Latinos are Entitled to a Better and Improved Quality Education
By Manuel Hernandez-Carmona copyright
(Professor of English at the University of Phoenix PR Campus and English Program Facilitator for the Fajardo School District)

Latinos are entitled to receive a better and improved quality education. There is an unrecognizable "cultural difference problem" (Models of Teaching, p.413) in America today. The Latino school population continues to grow at unprecedented levels, but their precise and existing academic needs are not fully being encountered. The learning styles of Latino children are tied to individual differences and cultural diversity. Curriculum development should find reading approaches to bridge the gap every classroom day not only during Hispanic Heritage Month.

Why not create bridges of literary analysis to enhance identity and pave the way for the development of literacy by integrating culturally relevant literature and the discussion of culturally related issues? A mirror of the people will not only create cultural awareness but boost reading comprehension and provide the gateway to further literary analysis, and the academic development needed to pass citywide, statewide and educational testing requirements.

A half a century ago Martin Luther King recognized that America needed to transform its mindset. Just a few decades before MLK, Mahatma Gandhi said, “You must be the change you must see in the world.” Today we are moving forward and racial equality has come a long way. An improved and better prepared curriculum is the mirror of that mindset, but there are "miles to go" before we sleep. With the Administration's recent legislative stand on immigration, millions of more Latinos will enroll in the American public school system in the up and coming years. Central Florida has become a Puerto Rico away from the Island. Are we ready and willing to receive the “new found students” in the classroom?

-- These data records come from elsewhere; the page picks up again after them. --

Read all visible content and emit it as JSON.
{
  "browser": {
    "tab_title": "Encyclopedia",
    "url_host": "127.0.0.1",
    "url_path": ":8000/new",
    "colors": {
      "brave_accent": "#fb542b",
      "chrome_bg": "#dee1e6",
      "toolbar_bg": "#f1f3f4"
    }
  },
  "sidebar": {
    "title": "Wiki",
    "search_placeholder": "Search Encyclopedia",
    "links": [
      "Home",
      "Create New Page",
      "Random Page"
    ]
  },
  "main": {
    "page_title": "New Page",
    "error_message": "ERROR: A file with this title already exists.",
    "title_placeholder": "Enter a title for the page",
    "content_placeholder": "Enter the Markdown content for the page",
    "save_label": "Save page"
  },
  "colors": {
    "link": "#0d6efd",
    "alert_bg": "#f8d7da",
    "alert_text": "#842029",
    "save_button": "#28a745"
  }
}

All Americans are entitled to a quality education, no doubt. But the growing and culturally diversified Latino school population has been stalled by an educational system that has yet to define a vision on how to specifically meet their demands. Equal rights and equal opportunities can only be achieved with a quality education. Latino education is a dream, but a focused, driven and guided education can really make a difference in a child, family, community, city and a nation.